NPR and ProPublica released an explosive report Monday that found government-owned mortgage giant Freddie Mac betting against the very homeowners it is supposed to help. According to the news article, the investment division of Freddie Mac (or as Henry calls it, Freddie's "gambling desk") placed billions of dollars of bets against homeowners who were trying to refinance their mortgages at lower rates.
NPR/ProPublica's review of public documents found that Freddie Mac invested in securities called "inverse floaters," which receive all the interest payments from specified mortgage-backed securities. "If lots of people 'pre-pay' their old loans and refinance into new, cheaper ones, then Freddie Mac starts to lose money," ProPublica's Jesse Eisinger and NPR's Chris Arnold explain. "If people can't refinance, then Freddie wins because it continues to receive that flow of older, higher interest payments."
Although Freddie Mac's bets are legal, they're highly offensive. Rightly or not, many Americans blame Freddie Mac and Fannie Mae -- which was not mentioned in the NPR/ProPublica report -- for the housing boom and subsequent bust. Nearly all Americans would agree that these companies should not be focused on generating profits, especially now that they're officially wards of the state and are using taxpayer dollars to make these bets.
Freddie Mac plays a significant role in determining mortgage rates and is one of the "gatekeepers" with the power to decide whether a homeowner can refinance at a lower rate. If homeowners can reduce their mortgage payments, then Freddie Mac loses money. Hence the conflict of interest and the concern that Freddie has been turning down refi requests in order to benefit its proprietary trades.

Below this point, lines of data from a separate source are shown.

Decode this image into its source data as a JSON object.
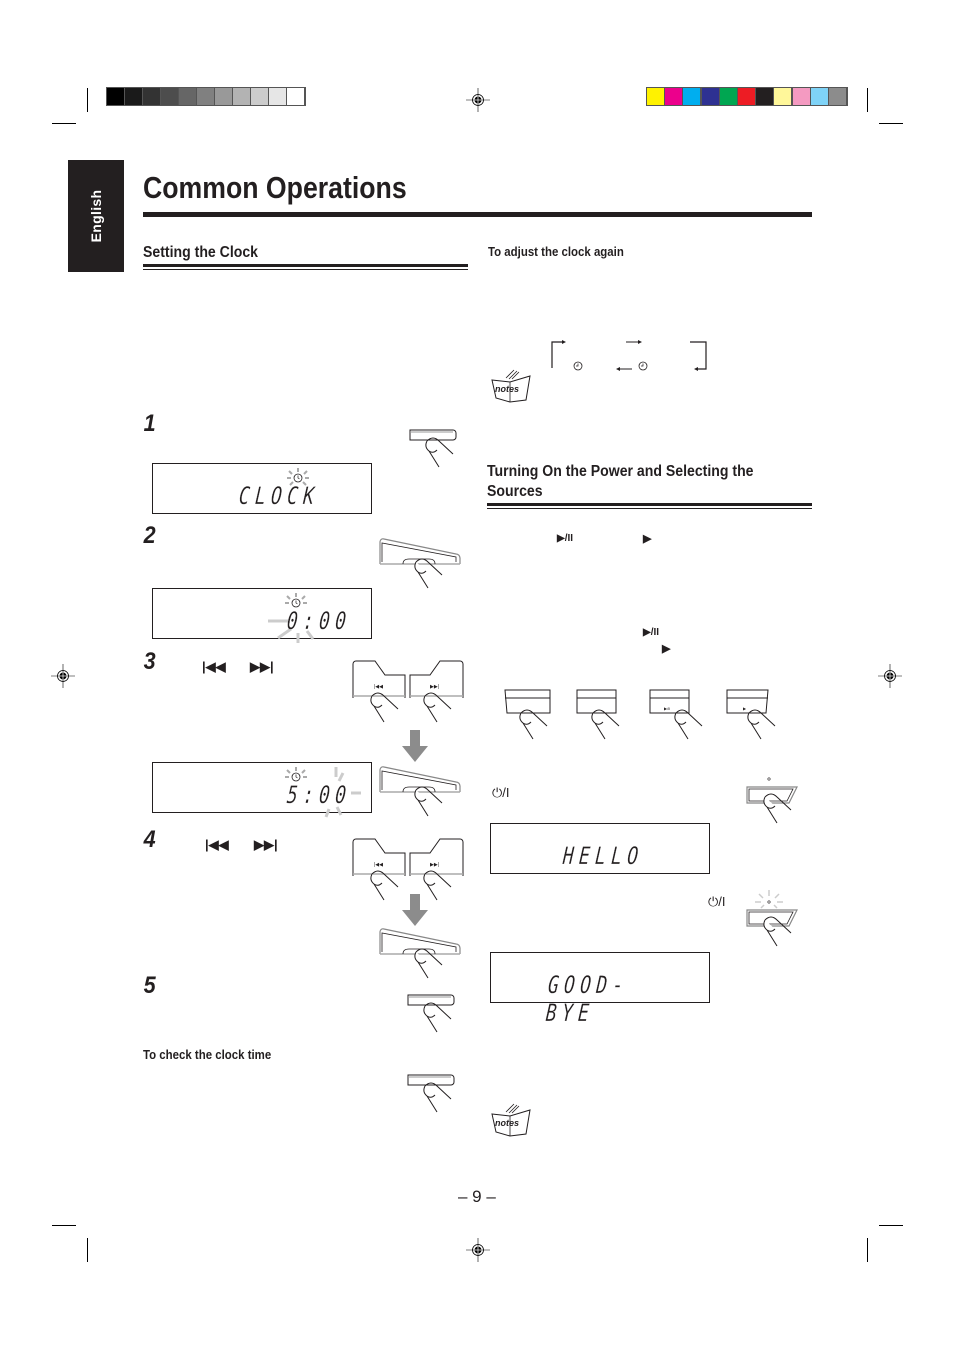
{
  "print_marks": {
    "grayscale_bar": [
      "#000000",
      "#1a1a1a",
      "#333333",
      "#4d4d4d",
      "#666666",
      "#808080",
      "#999999",
      "#b3b3b3",
      "#cccccc",
      "#e6e6e6",
      "#ffffff"
    ],
    "color_bar": [
      "#fff200",
      "#ec008c",
      "#00aeef",
      "#2e3192",
      "#00a651",
      "#ed1c24",
      "#231f20",
      "#fff79a",
      "#f49ac1",
      "#7fd3f7",
      "#8c8c8c"
    ]
  },
  "sidebar": {
    "language_tab": "English"
  },
  "page": {
    "title": "Common Operations",
    "page_number": "– 9 –"
  },
  "left": {
    "section_title": "Setting the Clock",
    "steps": [
      {
        "number": "1",
        "display": "CLOCK"
      },
      {
        "number": "2",
        "display": "0:00"
      },
      {
        "number": "3",
        "buttons": [
          "|◀◀",
          "▶▶|"
        ],
        "display": "5:00"
      },
      {
        "number": "4",
        "buttons": [
          "|◀◀",
          "▶▶|"
        ]
      },
      {
        "number": "5"
      }
    ],
    "check_clock_heading": "To check the clock time"
  },
  "right": {
    "adjust_heading": "To adjust the clock again",
    "section_title_line1": "Turning On the Power and Selecting the",
    "section_title_line2": "Sources",
    "play_pause_symbol": "▶/II",
    "play_symbol": "▶",
    "power_symbol": "⏻/I",
    "displays": {
      "hello": "HELLO",
      "goodbye": "GOOD-BYE"
    },
    "notes_label": "notes"
  }
}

Freddie Mac Spokesman Michael Cosgrove provided this response to the NPR/ProPublica report:
"Freddie Mac is actively supporting efforts for borrowers to realize the benefits of refinancing their mortgages to lower rates. During the first three quarters of 2011, we refinanced more than $170 billion in mortgages, helping nearly 835,000 borrowers save an average of $2,500 in interest payments during the next year. Refinancing accounted for more than 70 percent of our loan purchases during the first nine months of 2011. We remain committed to reducing our retained portfolio and appropriately managing its risks. Our retained portfolio has declined by about $200 billion since its peak, and at the end of 2011 was more than $60 billion below the cap required by the U.S. Treasury."
Washington stepped in to shore up the balance sheets of the troubled mortgage lenders in 2008, spending $169 billion at the height of the housing market collapse, according to the NPR/ProPublica report. Any risky bets Freddie makes will technically affect all taxpayers. Freddie Mac has asserted its investment arm, the division that places bets against homeowners via complex mortgage securities, is "walled off" from the mortgage-lending unit and other Freddie Mac personnel. The government mortgage buyers guarantee more than half of all the $10.3 trillion in outstanding U.S. home loans, as reported by the Wall Street Journal.
Many economists and policymakers say the number of foreclosures will drop if Americans are able to refinance their high-interest rates. For the week ending Jan. 26, the rate on the 30-year-fixed mortgage averaged 3.98 percent. President Obama reiterated his administration's commitment to helping homeowners in last week's State of the Union.
"I'm sending this Congress a plan that gives every responsible homeowner the chance to save about $3,000 a year on their mortgage, by refinancing at historically low rates," Obama said. "No more red tape. No more runaround from the banks." (See: Taken to Task: Getting a Mortgage Shouldn't Be This Hard)
Both companies have been in the hot seat before over payments to their CEOs and top executives. The salaries for Michael Williams and Charles Haldeman Jr., the departing CEOs of Freddie Mac and Fannie Mae, were expected to be as high as $6 million each last year although both companies reported deep financial losses. California has filed a suit against Freddie and Fannie last December, asking the firms to provide extensive rejoinders about the properties they own and foreclosed in the state. The Securities and Exchange Commission has brought civil fraud charges against former Fannie CEO Daniel Mudd and former Freddie CEO Richard Syron, stating that the mortgage giants were untruthful about their subprime exposure.